This is the absolute heart of the matter. We have to help people understand what makes up the complex social and sustainable web of good architecture. In Sorkin's words, "architectural criticism is obliged to support the primary duty of architecture itself: making life better". Empty aesthetics are not enough.
This brand of honesty is rare in architectural circles. It is certainly not the sort of honesty that helps you to get a job. Indeed, Sorkin tells the story of Richard Rogers, who was "threatened with the loss of two giant commissions in New York - the $1.7 billion expansion of the Jacob J. Javits Convention Center and the $1 billion Silvercup Studios project - for his (guilt by) association with Architects and Planners for Justice", a small organisation known for its condemnation of the "fragmentation of Palestinian land". The result was, Sorkin recounts, a "monumental and humiliating grovel" by Rogers to save his commissions. Such is the life of the architect.
"All architecture is political," Sorkin insists. He is ever-supportive of those on the peripheries "in the space of Michael Hardt and Anthony Negri's 'multitude', the living and subversive democratic alternative growing in the maw of the empire". He wears his heart on his sleeve and I love it. This is certainly a book that I will recommend to students, and not just to help them write - although his skill in the construction of brief, engaging, witty and incisive journalistic pieces is exemplary - but to show them why and where architecture is so badly needed. We have a duty to fight for the quality of our built environment, as, in Sorkin's words, "everyone has the right to architecture".
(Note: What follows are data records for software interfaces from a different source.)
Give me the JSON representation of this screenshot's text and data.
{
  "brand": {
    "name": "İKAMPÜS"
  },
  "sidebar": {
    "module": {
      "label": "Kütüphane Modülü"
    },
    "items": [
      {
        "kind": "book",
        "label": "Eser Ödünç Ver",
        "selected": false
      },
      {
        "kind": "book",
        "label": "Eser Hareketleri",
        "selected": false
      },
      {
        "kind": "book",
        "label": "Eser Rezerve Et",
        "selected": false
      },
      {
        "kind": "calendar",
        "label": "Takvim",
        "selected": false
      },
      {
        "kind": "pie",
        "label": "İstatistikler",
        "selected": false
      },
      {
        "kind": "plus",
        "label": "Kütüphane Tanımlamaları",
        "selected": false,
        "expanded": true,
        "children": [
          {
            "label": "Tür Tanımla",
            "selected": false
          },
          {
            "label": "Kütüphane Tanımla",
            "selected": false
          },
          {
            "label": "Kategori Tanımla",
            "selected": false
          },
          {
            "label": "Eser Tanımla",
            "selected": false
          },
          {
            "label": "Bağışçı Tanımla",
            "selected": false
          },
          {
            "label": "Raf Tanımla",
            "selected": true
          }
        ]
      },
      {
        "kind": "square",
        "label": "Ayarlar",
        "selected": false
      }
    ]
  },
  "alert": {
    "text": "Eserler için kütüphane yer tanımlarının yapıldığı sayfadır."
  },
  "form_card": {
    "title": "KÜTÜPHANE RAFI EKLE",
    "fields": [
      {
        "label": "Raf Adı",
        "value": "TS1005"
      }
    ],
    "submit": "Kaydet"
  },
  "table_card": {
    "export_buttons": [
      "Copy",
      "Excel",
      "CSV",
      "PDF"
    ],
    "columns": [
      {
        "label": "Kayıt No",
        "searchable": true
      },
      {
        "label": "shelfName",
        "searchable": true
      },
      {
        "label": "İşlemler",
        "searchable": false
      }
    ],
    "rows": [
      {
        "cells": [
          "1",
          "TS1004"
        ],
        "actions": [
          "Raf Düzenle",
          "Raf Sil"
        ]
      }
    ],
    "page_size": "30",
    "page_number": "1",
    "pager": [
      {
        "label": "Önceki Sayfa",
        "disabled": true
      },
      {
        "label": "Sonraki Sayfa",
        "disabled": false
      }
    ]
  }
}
Michael Sorkin is distinguished professor of architecture and director of the graduate urban design programme at the City College of New York. He undertook architectural training at Harvard University and the Massachusetts Institute of Technology, and also received degrees from Chicago and Columbia universities.
More than 30 years ago he established Michael Sorkin Studio, a design practice, in New York. It has been recognised by i.D. magazine's annual awards and has won a Progressive Architecture Award. Its recent projects include a park in Queens and planning and design for a "highly sustainable" city of 300,000 near Wuhan, China.
Sorkin, who says he is dedicated to urbanism, directed studio projects in 2005-06 for the post-Hurricane Katrina reconstruction of Biloxi and New Orleans. He won an American Academy of Arts and Letters 2010 Architecture Award.
He has a fondness for puppies and Slovenian wines, and says his greatest satisfaction is being stopped and asked for directions in cities he is visiting for the first time.
All Over the Map: Writing on Buildings and Cities
By Michael Sorkin
Verso, 320pp, £20.00
Published 5 September 2011